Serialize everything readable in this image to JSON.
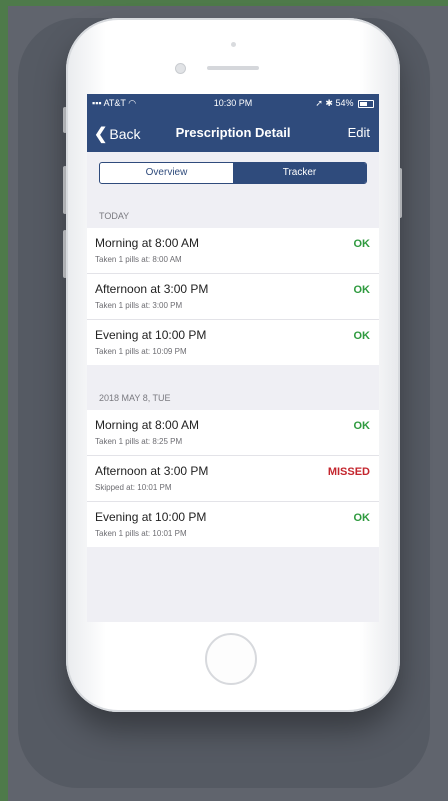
{
  "status_bar": {
    "carrier": "AT&T",
    "time": "10:30 PM",
    "battery": "54%"
  },
  "nav": {
    "back_label": "Back",
    "title": "Prescription Detail",
    "edit_label": "Edit"
  },
  "segments": {
    "overview": "Overview",
    "tracker": "Tracker",
    "selected": "Tracker"
  },
  "colors": {
    "ok": "#2e9a3e",
    "missed": "#c4262e",
    "header": "#2f4b7c"
  },
  "sections": [
    {
      "header": "TODAY",
      "items": [
        {
          "name": "Morning at 8:00 AM",
          "detail": "Taken 1 pills at: 8:00 AM",
          "status": "OK"
        },
        {
          "name": "Afternoon at 3:00 PM",
          "detail": "Taken 1 pills at: 3:00 PM",
          "status": "OK"
        },
        {
          "name": "Evening at 10:00 PM",
          "detail": "Taken 1 pills at: 10:09 PM",
          "status": "OK"
        }
      ]
    },
    {
      "header": "2018 MAY 8, TUE",
      "items": [
        {
          "name": "Morning at 8:00 AM",
          "detail": "Taken 1 pills at: 8:25 PM",
          "status": "OK"
        },
        {
          "name": "Afternoon at 3:00 PM",
          "detail": "Skipped at: 10:01 PM",
          "status": "MISSED"
        },
        {
          "name": "Evening at 10:00 PM",
          "detail": "Taken 1 pills at: 10:01 PM",
          "status": "OK"
        }
      ]
    }
  ]
}
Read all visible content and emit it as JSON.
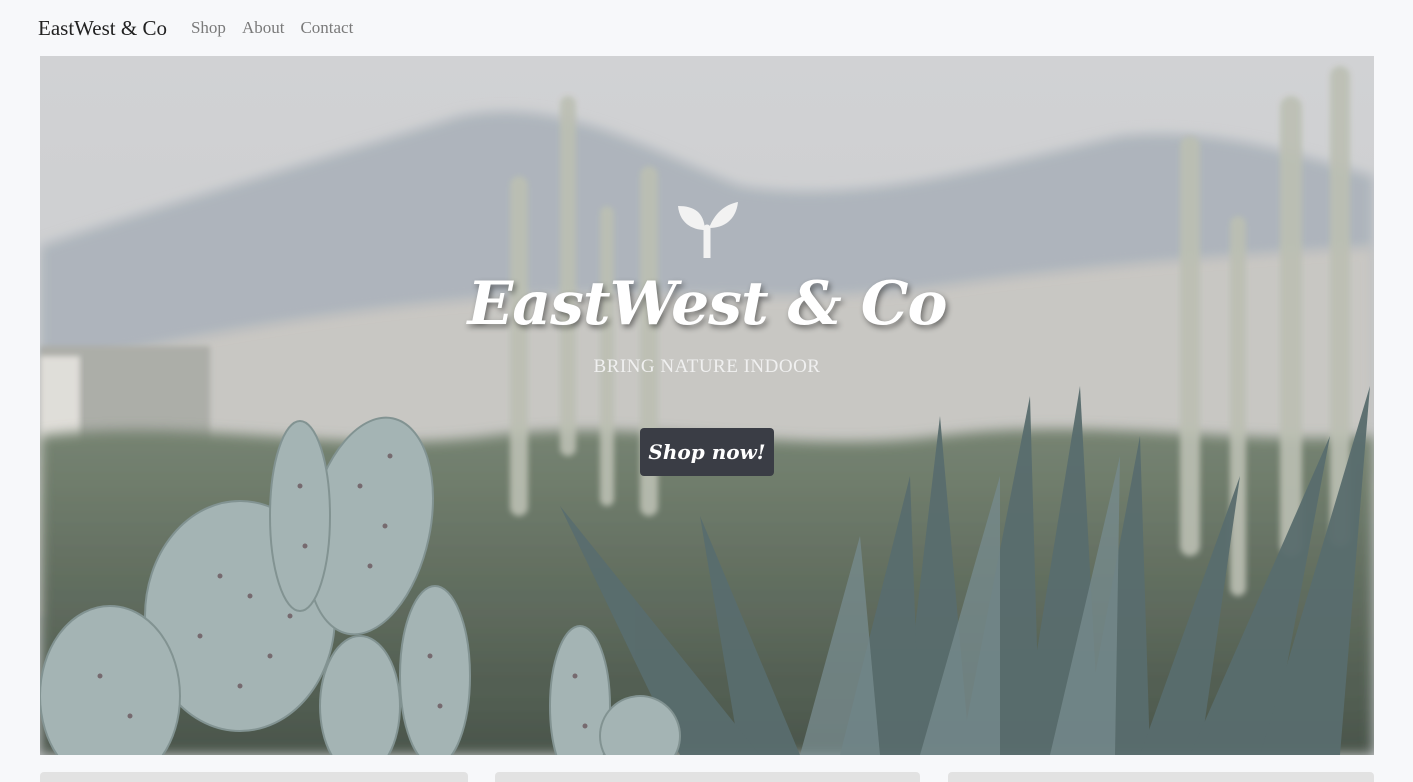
{
  "navbar": {
    "brand": "EastWest & Co",
    "links": [
      "Shop",
      "About",
      "Contact"
    ]
  },
  "hero": {
    "icon": "sprout-icon",
    "title": "EastWest & Co",
    "subtitle": "BRING NATURE INDOOR",
    "cta_label": "Shop now!",
    "cta_color": "#3a3d45"
  },
  "colors": {
    "page_bg": "#f7f8fa",
    "brand_text": "#222222",
    "nav_link": "#7a7a7a"
  }
}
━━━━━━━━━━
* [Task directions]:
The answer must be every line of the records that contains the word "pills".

* [Problem solution]:
          "detail": "Taken 1 pills at: 8:00 AM",
          "detail": "Taken 1 pills at: 3:00 PM",
          "detail": "Taken 1 pills at: 10:09 PM",
          "detail": "Taken 1 pills at: 8:25 PM",
          "detail": "Taken 1 pills at: 10:01 PM",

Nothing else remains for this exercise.